- Zero trust for workloads ensures secure connections within your apps, across multi-cloud or data centres.
- Zero trust for the workplace ensures secure user and device connections across your network, including for Internet of Things (IoT).
To secure the workplace, zero trust starts with establishing a level of trust around the identity of the user and what they can access to work within the organisation’s environment. Having checked the device and authenticated the user, the next fundamental element is controlling what doors to what applications they can enter, and what is considered out of bounds. This is not a new idea. As Hamlet once said all those years ago:
“Let the doors be shut upon him, that he may play the fool nowhere but in’s own house.”
This is not to suggest that chief information security officers (CISOs) should start getting worked up about familial or romantic issues. It didn’t appear to work out too well for poor old Hamlet. But the idea of restricting a user so that they can only enter an area which is approved and relevant to their duties is a necessary control.
Virtual private networks (VPNs) ensure that the user is connected within the virtual corporate network. But once the credentials are accepted, the user is through the main door into the organisation.
This is all well and good in a world where all users are completely honest and are who they say they are. Unfortunately, compromising credentials, where user logins and passwords are known to hackers, is all too common an occurrence. For example, the ease with which phishing has become an attack tool of choice has made relying on controlling the main door with a username and password a limited security control. As a CISO for one of the world’s biggest technology companies said recently:
“Hackers don’t break in anymore, they just login”.

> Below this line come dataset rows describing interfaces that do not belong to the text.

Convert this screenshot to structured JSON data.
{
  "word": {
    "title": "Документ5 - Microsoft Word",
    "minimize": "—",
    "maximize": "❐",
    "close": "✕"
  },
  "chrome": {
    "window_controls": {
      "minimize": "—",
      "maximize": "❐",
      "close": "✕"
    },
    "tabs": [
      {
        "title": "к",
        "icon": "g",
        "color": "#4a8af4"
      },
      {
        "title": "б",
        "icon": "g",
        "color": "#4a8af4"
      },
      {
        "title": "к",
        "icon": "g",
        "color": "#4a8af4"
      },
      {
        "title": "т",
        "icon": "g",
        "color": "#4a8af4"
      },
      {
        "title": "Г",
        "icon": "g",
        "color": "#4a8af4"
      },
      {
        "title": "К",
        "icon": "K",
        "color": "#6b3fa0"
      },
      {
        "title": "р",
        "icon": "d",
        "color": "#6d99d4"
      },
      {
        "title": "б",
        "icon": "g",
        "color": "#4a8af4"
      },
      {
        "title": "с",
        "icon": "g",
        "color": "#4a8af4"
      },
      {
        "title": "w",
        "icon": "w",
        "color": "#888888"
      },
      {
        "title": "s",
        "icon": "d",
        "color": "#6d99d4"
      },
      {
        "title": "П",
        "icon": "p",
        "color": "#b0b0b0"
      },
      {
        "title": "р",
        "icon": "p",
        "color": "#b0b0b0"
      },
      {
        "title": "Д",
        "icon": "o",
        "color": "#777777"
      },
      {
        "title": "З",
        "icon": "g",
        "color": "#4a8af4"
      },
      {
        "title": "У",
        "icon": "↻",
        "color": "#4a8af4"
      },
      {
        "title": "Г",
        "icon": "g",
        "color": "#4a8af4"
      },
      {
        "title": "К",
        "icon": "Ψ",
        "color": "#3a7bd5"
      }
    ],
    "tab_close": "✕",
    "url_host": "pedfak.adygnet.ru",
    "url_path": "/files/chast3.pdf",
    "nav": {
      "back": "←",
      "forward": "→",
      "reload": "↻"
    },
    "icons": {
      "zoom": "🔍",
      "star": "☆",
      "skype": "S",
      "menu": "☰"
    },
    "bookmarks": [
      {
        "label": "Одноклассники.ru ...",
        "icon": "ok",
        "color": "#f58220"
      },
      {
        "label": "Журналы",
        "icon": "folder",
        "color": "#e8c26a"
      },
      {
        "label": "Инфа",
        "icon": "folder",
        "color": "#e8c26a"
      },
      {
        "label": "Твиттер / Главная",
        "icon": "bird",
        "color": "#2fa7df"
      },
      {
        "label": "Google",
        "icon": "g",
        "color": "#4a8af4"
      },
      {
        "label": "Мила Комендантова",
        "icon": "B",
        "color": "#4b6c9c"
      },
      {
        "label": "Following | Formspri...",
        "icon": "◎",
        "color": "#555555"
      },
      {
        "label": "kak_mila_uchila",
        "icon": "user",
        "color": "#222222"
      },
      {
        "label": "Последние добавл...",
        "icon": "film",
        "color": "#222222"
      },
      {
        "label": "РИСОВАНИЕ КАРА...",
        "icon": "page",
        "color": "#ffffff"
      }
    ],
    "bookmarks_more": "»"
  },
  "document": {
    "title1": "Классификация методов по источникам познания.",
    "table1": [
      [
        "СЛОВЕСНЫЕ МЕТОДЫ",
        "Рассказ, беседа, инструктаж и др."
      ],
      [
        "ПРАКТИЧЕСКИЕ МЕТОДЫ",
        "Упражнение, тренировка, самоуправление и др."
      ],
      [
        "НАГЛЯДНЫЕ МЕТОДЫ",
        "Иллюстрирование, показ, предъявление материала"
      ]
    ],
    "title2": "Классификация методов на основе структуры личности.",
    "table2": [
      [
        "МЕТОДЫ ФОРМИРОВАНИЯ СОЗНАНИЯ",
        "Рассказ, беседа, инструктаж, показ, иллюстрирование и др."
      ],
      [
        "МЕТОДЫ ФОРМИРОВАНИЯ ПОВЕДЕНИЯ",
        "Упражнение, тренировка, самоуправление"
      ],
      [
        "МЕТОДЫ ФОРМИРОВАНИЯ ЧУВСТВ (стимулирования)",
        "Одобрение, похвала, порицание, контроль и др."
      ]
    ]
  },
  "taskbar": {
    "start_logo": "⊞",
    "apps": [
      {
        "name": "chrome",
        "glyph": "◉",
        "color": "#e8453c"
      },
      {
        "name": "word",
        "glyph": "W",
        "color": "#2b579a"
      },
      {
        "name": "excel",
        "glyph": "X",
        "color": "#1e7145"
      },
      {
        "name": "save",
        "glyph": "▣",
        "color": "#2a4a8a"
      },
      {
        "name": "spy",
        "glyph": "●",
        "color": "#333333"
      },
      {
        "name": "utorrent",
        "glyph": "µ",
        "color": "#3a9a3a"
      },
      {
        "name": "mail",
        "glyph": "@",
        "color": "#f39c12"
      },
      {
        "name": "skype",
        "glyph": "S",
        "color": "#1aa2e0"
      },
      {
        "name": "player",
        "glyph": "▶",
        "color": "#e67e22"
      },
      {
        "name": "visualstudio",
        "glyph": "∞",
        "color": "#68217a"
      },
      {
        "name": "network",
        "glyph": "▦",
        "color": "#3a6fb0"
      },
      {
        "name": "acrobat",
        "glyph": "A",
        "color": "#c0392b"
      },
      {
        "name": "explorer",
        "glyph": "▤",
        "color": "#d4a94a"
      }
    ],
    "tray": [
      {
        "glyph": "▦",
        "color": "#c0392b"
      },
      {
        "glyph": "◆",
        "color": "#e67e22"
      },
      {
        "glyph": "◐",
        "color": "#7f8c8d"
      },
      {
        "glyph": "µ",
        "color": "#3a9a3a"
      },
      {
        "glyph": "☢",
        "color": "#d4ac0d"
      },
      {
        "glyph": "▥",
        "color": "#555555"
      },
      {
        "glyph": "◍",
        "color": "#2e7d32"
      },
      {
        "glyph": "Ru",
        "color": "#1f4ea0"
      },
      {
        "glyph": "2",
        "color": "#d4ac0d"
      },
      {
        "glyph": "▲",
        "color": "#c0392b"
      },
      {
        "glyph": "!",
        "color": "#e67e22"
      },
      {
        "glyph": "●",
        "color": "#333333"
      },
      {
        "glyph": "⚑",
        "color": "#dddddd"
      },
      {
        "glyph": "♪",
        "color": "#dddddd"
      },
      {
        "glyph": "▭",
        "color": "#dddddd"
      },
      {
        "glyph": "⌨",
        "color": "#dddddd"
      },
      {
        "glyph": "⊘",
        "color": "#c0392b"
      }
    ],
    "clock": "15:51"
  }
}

In the UK there is an increasing focus on this area of vulnerability. The National Cyber Security Centre (NCSC) which provides advice on all matters to do with cyber security, has focused on the difficulty of using passwords and the need to use multi-factor authentication (“MFA”) as an additional control to confirm user identity. Authentication is now becoming standard and may well become mandatory. It will almost be like running any anti-virus. An assumed and built in requirement. So, it makes sense to start looking at solutions now.
The right door
The Duo solution starts to address this level of control over users at the entry point. The use of a reverse proxy enables the mapping of users to applications. This means that each application has a door which the user must open. It is a house on its own with one way in, and that is under lock and key. This provides a triple layer in the defence structure:
- The user is known and authenticated.
- The device is checked and found to be adequate.
- The user is limited to where they can go.
Security made simple
This all needs to be done with minimal impact on the end user. Introducing difficulty into any security control area just breeds avoidance. By integrating with established single sign-on (SSO) capabilities, the users’ rights can be identified without the need for any duplication of effort. The ease of adaptive authentication at the device level makes this a non-disruptive activity on the user side, and a natural part of the workflow of logging in to do some work.
Meanwhile, the ability to block non-approved devices leverages the awareness of endpoint security. Wrapping this around a browser-based gateway screen provides a simple, secure and single point of entry into each of the application doors.
What is appealing about the agile and flexible approach is its ability to bring new applications on board wherever they are found – whether running in the cloud, in a local data centre or a third-party application. No matter where the doors are, they can be open or shut from a central point based on a policy. So as the digital transformation drives change in the business and new applications are brought on stream, the Duo solution ensures that security controls enable, rather than block or hinder.
And, of course, because we want to control the doors, it doesn’t mean we think that all users are there to play the fool. Just the bad guys.
To maintain control and reduce vulnerabilities, why not start with a Duo Security trial.